Data listing below:

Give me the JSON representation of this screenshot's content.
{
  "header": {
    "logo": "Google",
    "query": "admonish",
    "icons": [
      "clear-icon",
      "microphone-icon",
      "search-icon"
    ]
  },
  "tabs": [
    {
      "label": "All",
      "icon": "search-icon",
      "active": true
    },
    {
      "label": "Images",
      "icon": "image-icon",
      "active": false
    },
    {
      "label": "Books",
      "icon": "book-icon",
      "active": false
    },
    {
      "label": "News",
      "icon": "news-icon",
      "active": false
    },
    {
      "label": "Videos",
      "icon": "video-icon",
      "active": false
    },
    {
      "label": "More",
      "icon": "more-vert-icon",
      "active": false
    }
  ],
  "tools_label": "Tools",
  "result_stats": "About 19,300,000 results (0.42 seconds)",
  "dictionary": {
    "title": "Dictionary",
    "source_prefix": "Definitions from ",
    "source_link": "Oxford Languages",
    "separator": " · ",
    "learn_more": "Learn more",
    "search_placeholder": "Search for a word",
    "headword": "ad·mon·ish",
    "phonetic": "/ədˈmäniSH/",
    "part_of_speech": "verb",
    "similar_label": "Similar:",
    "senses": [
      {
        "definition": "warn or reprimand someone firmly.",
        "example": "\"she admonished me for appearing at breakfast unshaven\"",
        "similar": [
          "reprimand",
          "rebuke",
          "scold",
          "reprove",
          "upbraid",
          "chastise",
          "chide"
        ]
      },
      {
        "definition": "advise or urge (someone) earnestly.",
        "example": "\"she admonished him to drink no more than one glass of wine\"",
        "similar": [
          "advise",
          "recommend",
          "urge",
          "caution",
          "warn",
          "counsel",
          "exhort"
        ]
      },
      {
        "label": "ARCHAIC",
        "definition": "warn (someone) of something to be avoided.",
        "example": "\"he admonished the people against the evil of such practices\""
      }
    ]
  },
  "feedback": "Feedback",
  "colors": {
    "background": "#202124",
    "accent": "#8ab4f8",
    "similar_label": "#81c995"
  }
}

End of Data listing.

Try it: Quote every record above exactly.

The completed task:
Give me the JSON representation of this screenshot's content.
{
  "header": {
    "logo": "Google",
    "query": "admonish",
    "icons": [
      "clear-icon",
      "microphone-icon",
      "search-icon"
    ]
  },
  "tabs": [
    {
      "label": "All",
      "icon": "search-icon",
      "active": true
    },
    {
      "label": "Images",
      "icon": "image-icon",
      "active": false
    },
    {
      "label": "Books",
      "icon": "book-icon",
      "active": false
    },
    {
      "label": "News",
      "icon": "news-icon",
      "active": false
    },
    {
      "label": "Videos",
      "icon": "video-icon",
      "active": false
    },
    {
      "label": "More",
      "icon": "more-vert-icon",
      "active": false
    }
  ],
  "tools_label": "Tools",
  "result_stats": "About 19,300,000 results (0.42 seconds)",
  "dictionary": {
    "title": "Dictionary",
    "source_prefix": "Definitions from ",
    "source_link": "Oxford Languages",
    "separator": " · ",
    "learn_more": "Learn more",
    "search_placeholder": "Search for a word",
    "headword": "ad·mon·ish",
    "phonetic": "/ədˈmäniSH/",
    "part_of_speech": "verb",
    "similar_label": "Similar:",
    "senses": [
      {
        "definition": "warn or reprimand someone firmly.",
        "example": "\"she admonished me for appearing at breakfast unshaven\"",
        "similar": [
          "reprimand",
          "rebuke",
          "scold",
          "reprove",
          "upbraid",
          "chastise",
          "chide"
        ]
      },
      {
        "definition": "advise or urge (someone) earnestly.",
        "example": "\"she admonished him to drink no more than one glass of wine\"",
        "similar": [
          "advise",
          "recommend",
          "urge",
          "caution",
          "warn",
          "counsel",
          "exhort"
        ]
      },
      {
        "label": "ARCHAIC",
        "definition": "warn (someone) of something to be avoided.",
        "example": "\"he admonished the people against the evil of such practices\""
      }
    ]
  },
  "feedback": "Feedback",
  "colors": {
    "background": "#202124",
    "accent": "#8ab4f8",
    "similar_label": "#81c995"
  }
}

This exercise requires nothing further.